* **YOUR INSTRUCTIONS**:
Leave no picture in, and give every entry again exactly.
[[ DATA open ]]
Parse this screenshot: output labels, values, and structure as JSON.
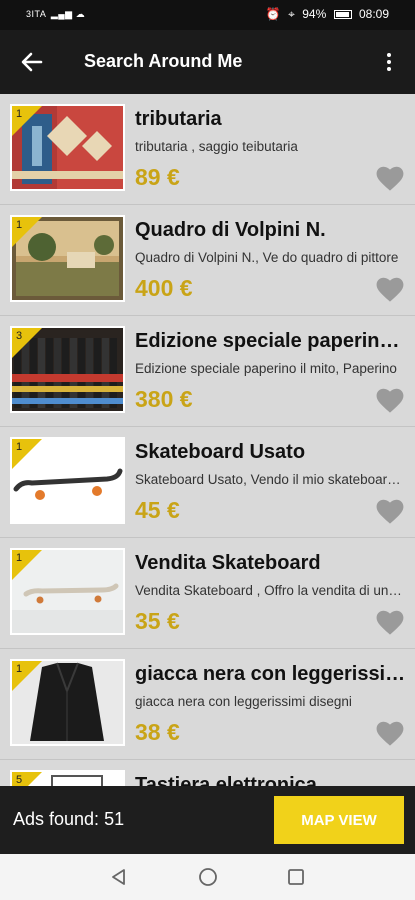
{
  "status": {
    "carrier": "3ITA",
    "battery": "94%",
    "time": "08:09"
  },
  "header": {
    "title": "Search Around Me"
  },
  "listings": [
    {
      "badge": "1",
      "title": "tributaria",
      "description": "tributaria , saggio teibutaria",
      "price": "89 €",
      "image": "rug-photo"
    },
    {
      "badge": "1",
      "title": "Quadro di Volpini N.",
      "description": "Quadro di Volpini N., Ve do quadro di pittore",
      "price": "400 €",
      "image": "painting-photo"
    },
    {
      "badge": "3",
      "title": "Edizione speciale paperino il mito",
      "description": "Edizione speciale paperino il mito, Paperino",
      "price": "380 €",
      "image": "book-collection-photo"
    },
    {
      "badge": "1",
      "title": "Skateboard Usato",
      "description": "Skateboard Usato, Vendo il mio skateboard usato",
      "price": "45 €",
      "image": "skateboard-photo"
    },
    {
      "badge": "1",
      "title": "Vendita Skateboard",
      "description": "Vendita Skateboard , Offro la vendita di uno skateboard",
      "price": "35 €",
      "image": "longboard-photo"
    },
    {
      "badge": "1",
      "title": "giacca nera con leggerissimi disegni",
      "description": "giacca nera con leggerissimi  disegni",
      "price": "38 €",
      "image": "jacket-photo"
    },
    {
      "badge": "5",
      "title": "Tastiera elettronica",
      "description": "",
      "price": "",
      "image": "keyboard-photo"
    }
  ],
  "footer": {
    "ads_found": "Ads found: 51",
    "map_view": "MAP VIEW"
  },
  "colors": {
    "accent": "#f1d21a",
    "price": "#c9a417",
    "app_bar": "#1b1b1b"
  },
  "icons": [
    "back-arrow-icon",
    "more-vert-icon",
    "heart-icon",
    "nav-back-icon",
    "nav-home-icon",
    "nav-recents-icon"
  ]
}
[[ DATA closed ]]
* **RESPONSE**:
Parse this screenshot: output labels, values, and structure as JSON.
{
  "status": {
    "carrier": "3ITA",
    "battery": "94%",
    "time": "08:09"
  },
  "header": {
    "title": "Search Around Me"
  },
  "listings": [
    {
      "badge": "1",
      "title": "tributaria",
      "description": "tributaria , saggio teibutaria",
      "price": "89 €",
      "image": "rug-photo"
    },
    {
      "badge": "1",
      "title": "Quadro di Volpini N.",
      "description": "Quadro di Volpini N., Ve do quadro di pittore",
      "price": "400 €",
      "image": "painting-photo"
    },
    {
      "badge": "3",
      "title": "Edizione speciale paperino il mito",
      "description": "Edizione speciale paperino il mito, Paperino",
      "price": "380 €",
      "image": "book-collection-photo"
    },
    {
      "badge": "1",
      "title": "Skateboard Usato",
      "description": "Skateboard Usato, Vendo il mio skateboard usato",
      "price": "45 €",
      "image": "skateboard-photo"
    },
    {
      "badge": "1",
      "title": "Vendita Skateboard",
      "description": "Vendita Skateboard , Offro la vendita di uno skateboard",
      "price": "35 €",
      "image": "longboard-photo"
    },
    {
      "badge": "1",
      "title": "giacca nera con leggerissimi disegni",
      "description": "giacca nera con leggerissimi  disegni",
      "price": "38 €",
      "image": "jacket-photo"
    },
    {
      "badge": "5",
      "title": "Tastiera elettronica",
      "description": "",
      "price": "",
      "image": "keyboard-photo"
    }
  ],
  "footer": {
    "ads_found": "Ads found: 51",
    "map_view": "MAP VIEW"
  },
  "colors": {
    "accent": "#f1d21a",
    "price": "#c9a417",
    "app_bar": "#1b1b1b"
  },
  "icons": [
    "back-arrow-icon",
    "more-vert-icon",
    "heart-icon",
    "nav-back-icon",
    "nav-home-icon",
    "nav-recents-icon"
  ]
}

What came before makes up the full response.